a complete failure. Nonetheless, by the second week of September there were encouraging evidences all along the Western Front that the battered German troops were beginning to get a toehold here and there, and that the enemy who had run so fast and so far was not holding the pace. Except for a handful of bunkers and pillboxes the battle front was in process of stabilizing forward of the West Wall. Meanwhile German efforts to reactivate and rearm these fortifications were in full swing.
Despite the somber and often despairing reports prepared by Model and his successor, Rundstedt, during late August and early September, Hitler and his intimate staff in the East Prussian headquarters continued to give thought to a decisive attack in the west. About 6 September, Jodl gave the Fuehrer an evaluation of the situation inherited by Rundstedt. The task at hand was to withdraw as many troops from the line a possible, refit and re-form units. On the scale required, this work could not be completed before the first day of November. Since he was probably listening to a clearer phrasing of his own cloudy concept, Hitler agreed, but with the proviso that the battle front must be kept as far to the west as possible.
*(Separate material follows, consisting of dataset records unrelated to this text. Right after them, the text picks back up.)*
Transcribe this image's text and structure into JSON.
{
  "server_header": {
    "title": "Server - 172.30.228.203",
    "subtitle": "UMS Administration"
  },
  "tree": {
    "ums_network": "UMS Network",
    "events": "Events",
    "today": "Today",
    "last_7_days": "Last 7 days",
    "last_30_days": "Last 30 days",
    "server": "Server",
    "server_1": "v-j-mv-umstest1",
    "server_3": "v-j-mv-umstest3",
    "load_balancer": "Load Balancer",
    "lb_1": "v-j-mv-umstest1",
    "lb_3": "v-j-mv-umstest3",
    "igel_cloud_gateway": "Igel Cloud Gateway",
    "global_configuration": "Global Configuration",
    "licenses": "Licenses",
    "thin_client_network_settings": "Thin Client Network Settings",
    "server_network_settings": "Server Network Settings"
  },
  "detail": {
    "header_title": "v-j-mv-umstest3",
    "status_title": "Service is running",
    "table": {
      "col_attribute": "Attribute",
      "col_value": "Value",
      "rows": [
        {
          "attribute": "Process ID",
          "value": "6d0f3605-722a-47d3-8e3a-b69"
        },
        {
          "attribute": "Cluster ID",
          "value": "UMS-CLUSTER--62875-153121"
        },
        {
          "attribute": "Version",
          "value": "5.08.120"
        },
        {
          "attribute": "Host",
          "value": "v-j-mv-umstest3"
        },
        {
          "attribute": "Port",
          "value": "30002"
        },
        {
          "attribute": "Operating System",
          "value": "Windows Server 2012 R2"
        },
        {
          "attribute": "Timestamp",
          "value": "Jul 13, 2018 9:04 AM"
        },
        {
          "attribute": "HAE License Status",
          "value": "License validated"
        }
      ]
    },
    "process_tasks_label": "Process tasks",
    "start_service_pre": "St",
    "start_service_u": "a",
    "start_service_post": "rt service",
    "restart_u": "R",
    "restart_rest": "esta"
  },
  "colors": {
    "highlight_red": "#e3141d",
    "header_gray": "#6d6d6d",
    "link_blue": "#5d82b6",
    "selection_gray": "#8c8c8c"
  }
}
The reason, expressed apparently for the first time, was that the Allied air effort had to be kept at a distance from the Rhine bridges or the consequences might be disastrous. Did Hitler fear that fighter-bombers operating from fields in France or Belgium might leave the Rhine crossing complex stricken and incapable of supporting the line of communications to the armies then on the left bank of the Rhine? Or did he foresee that the Rhine bridges would be systematically hammered in an effort to strangle the German bid for the initiative when the day for the counteroffensive came?
As a target date, 1 November now seemed firm. Hitler had tossed it out in an off-the-cuff gesture; Jodl had evaluated it in terms of the military situation as seen in the remote Wolf's Lair; and in his first report after assuming command, Rundstedt unwittingly added his blessing by estimating that the West Wall defenses would be refurbished and manned sometime around 20 October. The Commander in Chief West, be it noted, was not yet privy to any attack plans except those for the Fifth Panzer Army.
Since Hitler was convinced that his western armies would hold before or at the West Wall position, and by intuition or self-hypnosis he held to this conviction, the next step was to amass the forces needed to issue offensively from the West Wall base of operations. During July and August eighteen new divisions had been organized, fifteen of which were sent to the Eastern Front, one to Norway, and only two to the Western Front. A further Hitler order on 2 September commanded the creation of an "operational reserve" numbering twenty-five new divisions. This order lay behind the comb-out program entrusted to Goebbels and definitely was in preparation for a western counteroffensive. Early in August the Western Front had been given priority on tanks coming off the assembly line; this now was made a permanent proviso and extended to cover all new artillery and assault gun production.
Further additions to the contemplated reserve would have to come from other